## Work instruction
No line of the records may be dropped; print them all again exactly.
** Opening Material for the task block **
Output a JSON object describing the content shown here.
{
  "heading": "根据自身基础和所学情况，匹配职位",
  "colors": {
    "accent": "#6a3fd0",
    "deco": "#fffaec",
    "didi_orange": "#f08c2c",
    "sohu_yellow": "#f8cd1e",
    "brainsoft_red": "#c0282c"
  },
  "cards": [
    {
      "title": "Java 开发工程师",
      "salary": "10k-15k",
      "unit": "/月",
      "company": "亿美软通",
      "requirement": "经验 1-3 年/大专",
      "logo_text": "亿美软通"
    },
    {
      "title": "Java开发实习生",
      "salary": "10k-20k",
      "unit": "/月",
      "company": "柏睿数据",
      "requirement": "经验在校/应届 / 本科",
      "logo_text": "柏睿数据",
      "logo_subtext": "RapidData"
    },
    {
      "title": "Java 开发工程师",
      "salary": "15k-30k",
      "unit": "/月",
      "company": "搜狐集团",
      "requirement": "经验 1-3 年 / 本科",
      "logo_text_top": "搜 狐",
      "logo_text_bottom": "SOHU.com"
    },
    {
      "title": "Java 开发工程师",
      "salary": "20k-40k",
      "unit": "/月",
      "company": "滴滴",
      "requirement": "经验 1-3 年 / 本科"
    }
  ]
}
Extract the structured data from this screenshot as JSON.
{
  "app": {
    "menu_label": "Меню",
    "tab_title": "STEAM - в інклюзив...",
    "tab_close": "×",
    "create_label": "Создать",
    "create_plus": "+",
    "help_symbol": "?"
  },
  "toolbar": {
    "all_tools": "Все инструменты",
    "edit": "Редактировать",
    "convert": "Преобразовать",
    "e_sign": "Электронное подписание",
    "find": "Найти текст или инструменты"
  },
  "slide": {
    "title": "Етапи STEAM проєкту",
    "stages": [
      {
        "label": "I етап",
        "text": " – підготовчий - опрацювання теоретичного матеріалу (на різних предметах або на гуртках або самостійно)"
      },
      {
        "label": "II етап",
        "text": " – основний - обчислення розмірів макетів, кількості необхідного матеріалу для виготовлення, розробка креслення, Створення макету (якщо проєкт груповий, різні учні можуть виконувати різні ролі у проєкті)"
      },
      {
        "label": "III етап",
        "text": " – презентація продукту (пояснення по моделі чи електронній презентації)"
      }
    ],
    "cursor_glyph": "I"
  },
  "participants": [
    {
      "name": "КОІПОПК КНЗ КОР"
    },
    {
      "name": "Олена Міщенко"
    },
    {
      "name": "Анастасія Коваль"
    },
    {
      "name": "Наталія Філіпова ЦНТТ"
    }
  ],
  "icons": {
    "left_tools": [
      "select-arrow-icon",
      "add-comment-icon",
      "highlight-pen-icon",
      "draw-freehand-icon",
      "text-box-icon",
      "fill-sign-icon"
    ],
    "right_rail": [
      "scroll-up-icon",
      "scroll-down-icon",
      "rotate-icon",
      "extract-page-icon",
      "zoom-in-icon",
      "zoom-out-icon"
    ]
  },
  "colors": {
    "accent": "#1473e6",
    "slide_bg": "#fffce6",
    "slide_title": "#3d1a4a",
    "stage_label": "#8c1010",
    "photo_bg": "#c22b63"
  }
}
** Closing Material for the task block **
## Output
Output a JSON object describing the content shown here.
{
  "heading": "根据自身基础和所学情况，匹配职位",
  "colors": {
    "accent": "#6a3fd0",
    "deco": "#fffaec",
    "didi_orange": "#f08c2c",
    "sohu_yellow": "#f8cd1e",
    "brainsoft_red": "#c0282c"
  },
  "cards": [
    {
      "title": "Java 开发工程师",
      "salary": "10k-15k",
      "unit": "/月",
      "company": "亿美软通",
      "requirement": "经验 1-3 年/大专",
      "logo_text": "亿美软通"
    },
    {
      "title": "Java开发实习生",
      "salary": "10k-20k",
      "unit": "/月",
      "company": "柏睿数据",
      "requirement": "经验在校/应届 / 本科",
      "logo_text": "柏睿数据",
      "logo_subtext": "RapidData"
    },
    {
      "title": "Java 开发工程师",
      "salary": "15k-30k",
      "unit": "/月",
      "company": "搜狐集团",
      "requirement": "经验 1-3 年 / 本科",
      "logo_text_top": "搜 狐",
      "logo_text_bottom": "SOHU.com"
    },
    {
      "title": "Java 开发工程师",
      "salary": "20k-40k",
      "unit": "/月",
      "company": "滴滴",
      "requirement": "经验 1-3 年 / 本科"
    }
  ]
}
Extract the structured data from this screenshot as JSON.
{
  "app": {
    "menu_label": "Меню",
    "tab_title": "STEAM - в інклюзив...",
    "tab_close": "×",
    "create_label": "Создать",
    "create_plus": "+",
    "help_symbol": "?"
  },
  "toolbar": {
    "all_tools": "Все инструменты",
    "edit": "Редактировать",
    "convert": "Преобразовать",
    "e_sign": "Электронное подписание",
    "find": "Найти текст или инструменты"
  },
  "slide": {
    "title": "Етапи STEAM проєкту",
    "stages": [
      {
        "label": "I етап",
        "text": " – підготовчий - опрацювання теоретичного матеріалу (на різних предметах або на гуртках або самостійно)"
      },
      {
        "label": "II етап",
        "text": " – основний - обчислення розмірів макетів, кількості необхідного матеріалу для виготовлення, розробка креслення, Створення макету (якщо проєкт груповий, різні учні можуть виконувати різні ролі у проєкті)"
      },
      {
        "label": "III етап",
        "text": " – презентація продукту (пояснення по моделі чи електронній презентації)"
      }
    ],
    "cursor_glyph": "I"
  },
  "participants": [
    {
      "name": "КОІПОПК КНЗ КОР"
    },
    {
      "name": "Олена Міщенко"
    },
    {
      "name": "Анастасія Коваль"
    },
    {
      "name": "Наталія Філіпова ЦНТТ"
    }
  ],
  "icons": {
    "left_tools": [
      "select-arrow-icon",
      "add-comment-icon",
      "highlight-pen-icon",
      "draw-freehand-icon",
      "text-box-icon",
      "fill-sign-icon"
    ],
    "right_rail": [
      "scroll-up-icon",
      "scroll-down-icon",
      "rotate-icon",
      "extract-page-icon",
      "zoom-in-icon",
      "zoom-out-icon"
    ]
  },
  "colors": {
    "accent": "#1473e6",
    "slide_bg": "#fffce6",
    "slide_title": "#3d1a4a",
    "stage_label": "#8c1010",
    "photo_bg": "#c22b63"
  }
}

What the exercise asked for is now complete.